“At half-time, 3-0 down, we had hit rock bottom really, hadn’t we? There was no where else to go,” he recalled.
“The way the second half unfolded was just crazy. The penalty save right in the last minute was a bit of a turning point. The lads looked around and kind of said this is it now, we’ve got to move up.
“I think (the fans) sort of realised that we are passionate about this club and I know people think we weren’t playing like we cared, but when you play for a team you do care.”
Since then, life has steadily improved at the Proact.
Chesterfield were the best team in the division for Sheridan’s first 15 games in charge, the threat of relegation dissipated and they briefly flirted with the top half of the table, before finishing 15th.
The manager didn’t change a great deal, introducing just three new signings to the starting XI, but something he did worked wonders.
Evans points to renewed confidence and a new-found defensive solidity as the platform upon which the resurgence was built.
“To be honest, we didn’t really work on a lot,” he said.
“I think we just went back to basics in a way, changed the formation slightly. When we were conceding goals before, I felt as a defender like we were very open and as soon as we lost the ball we were getting broken on, then scrambling for clearances or going 1-0 down.
“Now it felt like we’ve got this back three and the one in front, there’s four who will be sitting and holding and we’ll be solid first and foremost.
“We were in a bad situation, a few points adrift in the relegation zone so we had to keep the goals out before we could push on to get goals.
“It just needed a little bit of belief that we can go on and win games. Ever since the gaffer has come in, we’ve had that.
“We haven’t played that well, sometimes, but we’ve been able to manage to win the games.
“It’s just confidence really and maybe a new voice is what the lads needed.
“When you’ve got the same voice telling you the same thing, it can be a bit draining, here we go again sort of thing.
“A new voice can change things.”
Sheridan has said the players who are here for next season, Evans included, should put this season out of their minds and focus on achieving something in the 2019/20 campaign.
He’s making no bones about the club’s aim – the title.
It’s music to Evans’ ears.
“I came here to be successful. There’s no better feeling than winning any league. I won the Conference South and people can say whatever about that division, but it’s still a massive positive to win any league. The feeling you get is unbelievable.
“He took a leap coming here, the gaffer, dropped down from the top of League Two to the bottom of the National League.
“He’s obviously come for a reason as well and hopefully we can be successful.”
The fans who voted for Evans did so not because of his Ebbsfleet heroics but because they agree with Sheridan that he’s been Town’s most consistent performer.
With his first season playing in front of the Spireites in the books, Evans hopes even more of them will turn out each week during his second season.
“We need them to push on,” he said. “We hope they respect us, they know we want to fight for this club, we want to do well and get this club back to where it belongs. I’ve never played here before as a player, never actually been here and I turned up and thought wow, this is an incredible place, incredible stadium.
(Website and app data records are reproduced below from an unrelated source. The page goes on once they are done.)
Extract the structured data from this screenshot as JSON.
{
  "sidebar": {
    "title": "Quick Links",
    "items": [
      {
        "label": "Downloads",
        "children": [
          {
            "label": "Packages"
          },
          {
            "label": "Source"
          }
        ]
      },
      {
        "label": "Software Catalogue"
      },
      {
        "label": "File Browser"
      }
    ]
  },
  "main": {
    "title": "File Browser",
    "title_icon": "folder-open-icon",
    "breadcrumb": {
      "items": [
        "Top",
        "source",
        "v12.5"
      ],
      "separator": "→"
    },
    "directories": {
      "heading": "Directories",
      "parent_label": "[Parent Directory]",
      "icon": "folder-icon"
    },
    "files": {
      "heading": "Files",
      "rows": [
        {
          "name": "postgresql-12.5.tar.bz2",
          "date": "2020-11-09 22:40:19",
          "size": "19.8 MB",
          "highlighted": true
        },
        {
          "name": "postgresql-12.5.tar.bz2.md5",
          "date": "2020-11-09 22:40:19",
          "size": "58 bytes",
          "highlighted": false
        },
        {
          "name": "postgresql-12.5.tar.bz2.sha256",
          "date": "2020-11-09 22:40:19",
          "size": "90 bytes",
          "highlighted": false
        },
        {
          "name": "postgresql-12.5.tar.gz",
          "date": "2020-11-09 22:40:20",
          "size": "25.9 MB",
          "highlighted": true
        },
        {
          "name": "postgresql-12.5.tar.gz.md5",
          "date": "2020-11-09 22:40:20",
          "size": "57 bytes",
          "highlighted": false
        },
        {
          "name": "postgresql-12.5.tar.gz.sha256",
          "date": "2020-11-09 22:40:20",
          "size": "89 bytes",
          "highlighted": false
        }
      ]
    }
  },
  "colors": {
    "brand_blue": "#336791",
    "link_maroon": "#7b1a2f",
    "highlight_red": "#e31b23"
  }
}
“We’re getting 4,500 fans, at least, every week, even in the situation we’ve been in, which can only be a positive.
“Hopefully if we get a good start next season, we can maybe break the 5,000 barrier and keep pushing.”